The next installment of The Hunger Games will be set in Indiana. That appears, at least, to be the prediction of various left-wing media outlets, responding to news that the Hoosier State will not seek a waiver from federal work requirements for various welfare recipients.
Work requirements for welfare recipients were a key element of the 1996 welfare reform passed by a Republican Congress and signed by President Bill Clinton. However, following massive layoffs occasioned by the Great Recession, several states, Indiana among them, sought and received waivers from work requirements under the 2009 American Recovery and Reinvestment Act, President Obama’s “stimulus package.” But Republican governors across the country, pointing to an improving economy, have been curtailing their states’ reliance on what was always intended to be a temporary measure. Indiana governor Mike Pence is the latest to follow suit.
So, according to the Indiana Family and Social Services Administration (FSSA):
Starting sometime in calendar year 2015, able-bodied adults without dependents will be limited to 3 months of SNAP benefits within a 36 month period unless they are working an average of 20 hours per week or are participating in the approved employment and training program an average of 20 hours per week, or a combination of both. Our hope is that the employment and training services provided will help these individuals to become gainfully employed and self-sufficient.
The state reports that, of 871,000 recipients of Supplemental Nutrition Assistance Program (SNAP) benefits, some 65,000 — about 7 percent — could be affected by the rule change. But gauging by left-wing reactions, those 7 percent have been condemned to starve in the streets.
The Hunger Games reference was not hyperbole. At the Daily Kos, a contributor explains: “Pence’s policy is that Indiana will be staging the Hunger Games, and the losers don’t get food anymore because they just didn’t try hard enough.” Citing Pence’s comment on Fox News on Wednesday morning that “there’s nothing more ennobling to a person than a job,” lefty armchair politicos have congregated in a Google political forum titled “Because Nothing Builds Character in a Child Like Hunger” — despite the fact that the condition “without dependents” means that children are in no way involved.
None of this is new. In July 2013, when Representative Steve Southerland (R., Fla.) proposed an amendment to a food-stamp-funding bill that would have allowed states to impose on SNAP recipients the more rigorous work requirements required of Temporary Assistance for Needy Families (TANF) participants, he was excoriated by Democratic opponents. Representative Rosa DeLauro (Conn.) said the proposal was “a vote to end nutrition in America”; never one to be outdone for inflammatory rhetoric, Representative Sheila Jackson Lee (Texas) called the bill an effort to “put starving children in the abyss.”

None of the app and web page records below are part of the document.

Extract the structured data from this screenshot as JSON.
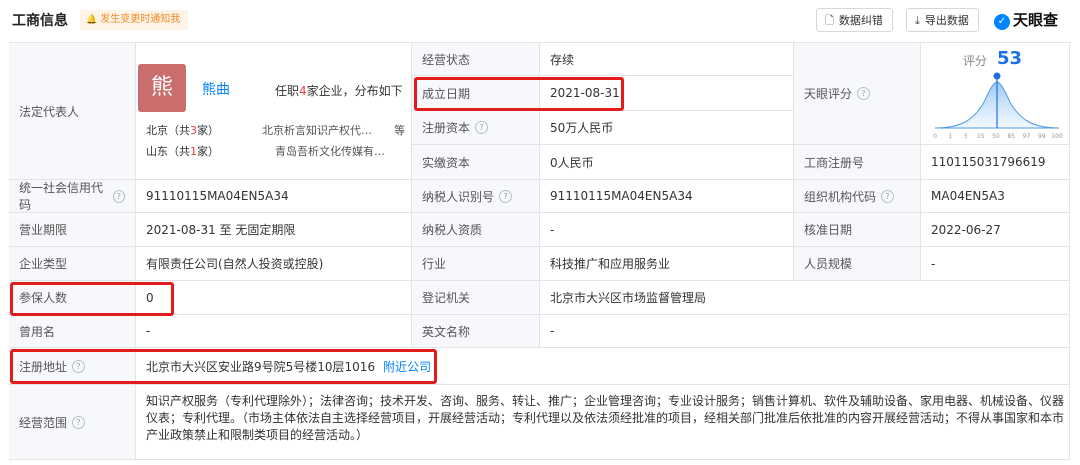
{
  "header": {
    "title": "工商信息",
    "notice": "发生变更时通知我",
    "btn_correction": "数据纠错",
    "btn_export": "导出数据",
    "logo": "天眼查"
  },
  "legal": {
    "label": "法定代表人",
    "avatar_char": "熊",
    "name": "熊曲",
    "desc_pre": "任职",
    "desc_num": "4",
    "desc_post": "家企业，分布如下",
    "loc1_name": "北京（共",
    "loc1_num": "3",
    "loc1_unit": "家）",
    "loc1_company": "北京析言知识产权代…",
    "loc1_more": "等",
    "loc2_name": "山东（共",
    "loc2_num": "1",
    "loc2_unit": "家）",
    "loc2_company": "青岛吾析文化传媒有…"
  },
  "rows": {
    "status_label": "经营状态",
    "status_value": "存续",
    "found_label": "成立日期",
    "found_value": "2021-08-31",
    "reg_cap_label": "注册资本",
    "reg_cap_value": "50万人民币",
    "paid_cap_label": "实缴资本",
    "paid_cap_value": "0人民币",
    "score_label": "天眼评分",
    "score_word": "评分",
    "score_value": "53",
    "reg_no_label": "工商注册号",
    "reg_no_value": "110115031796619",
    "credit_label": "统一社会信用代码",
    "credit_value": "91110115MA04EN5A34",
    "taxid_label": "纳税人识别号",
    "taxid_value": "91110115MA04EN5A34",
    "org_label": "组织机构代码",
    "org_value": "MA04EN5A3",
    "term_label": "营业期限",
    "term_value": "2021-08-31 至 无固定期限",
    "taxq_label": "纳税人资质",
    "taxq_value": "-",
    "approve_label": "核准日期",
    "approve_value": "2022-06-27",
    "type_label": "企业类型",
    "type_value": "有限责任公司(自然人投资或控股)",
    "industry_label": "行业",
    "industry_value": "科技推广和应用服务业",
    "staff_label": "人员规模",
    "staff_value": "-",
    "insured_label": "参保人数",
    "insured_value": "0",
    "authority_label": "登记机关",
    "authority_value": "北京市大兴区市场监督管理局",
    "former_label": "曾用名",
    "former_value": "-",
    "english_label": "英文名称",
    "english_value": "-",
    "address_label": "注册地址",
    "address_value": "北京市大兴区安业路9号院5号楼10层1016",
    "address_link": "附近公司",
    "scope_label": "经营范围",
    "scope_value": "知识产权服务（专利代理除外）；法律咨询；技术开发、咨询、服务、转让、推广；企业管理咨询；专业设计服务；销售计算机、软件及辅助设备、家用电器、机械设备、仪器仪表；专利代理。（市场主体依法自主选择经营项目，开展经营活动；专利代理以及依法须经批准的项目，经相关部门批准后依批准的内容开展经营活动；不得从事国家和本市产业政策禁止和限制类项目的经营活动。）"
  },
  "score_chart": {
    "ticks": [
      "0",
      "1",
      "3",
      "15",
      "50",
      "85",
      "97",
      "99",
      "100"
    ],
    "marker": 53
  },
  "colors": {
    "accent": "#0084ff",
    "highlight": "#e21b1b",
    "label_bg": "#f6f8fb",
    "border": "#e4e4e4",
    "score": "#1e6fe6"
  }
}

Meanwhile, the evidence supporting work requirements is undeniable. For the 40 years before the 1996 welfare reform, the number of participants had never decreased significantly; in the four years after, participation dropped by half. In addition, employment rates rose, and poverty rates for black children and children of single mothers dropped to historical lows.
But the backlash against work requirements — even the minimal ones that will be enforced by Indiana next year — has little to do with evidence. That was clear when, in the summer of 2012, President Obama unilaterally ended the work requirements for TANF established in 1996 by issuing a directive giving the Department of Health and Human Services authority to waive them. Despite his avowed interest in getting Americans “back to work,” he undercut what little government incentive remained for not settling onto federal largesse. Is it any surprise that, one year later, 47 million Americans — 1 in 7 — were on food stamps?
The debate over food stamps crystallizes, for anyone who might be confused, exactly how the Left sees America: Where Republicans steal from the mouths of babes, Democrats supply one’s daily bread.
And if you’re interested, they have circuses at the ready, too.
— Ian Tuttle is a William F. Buckley Jr. Fellow at the National Review Institute.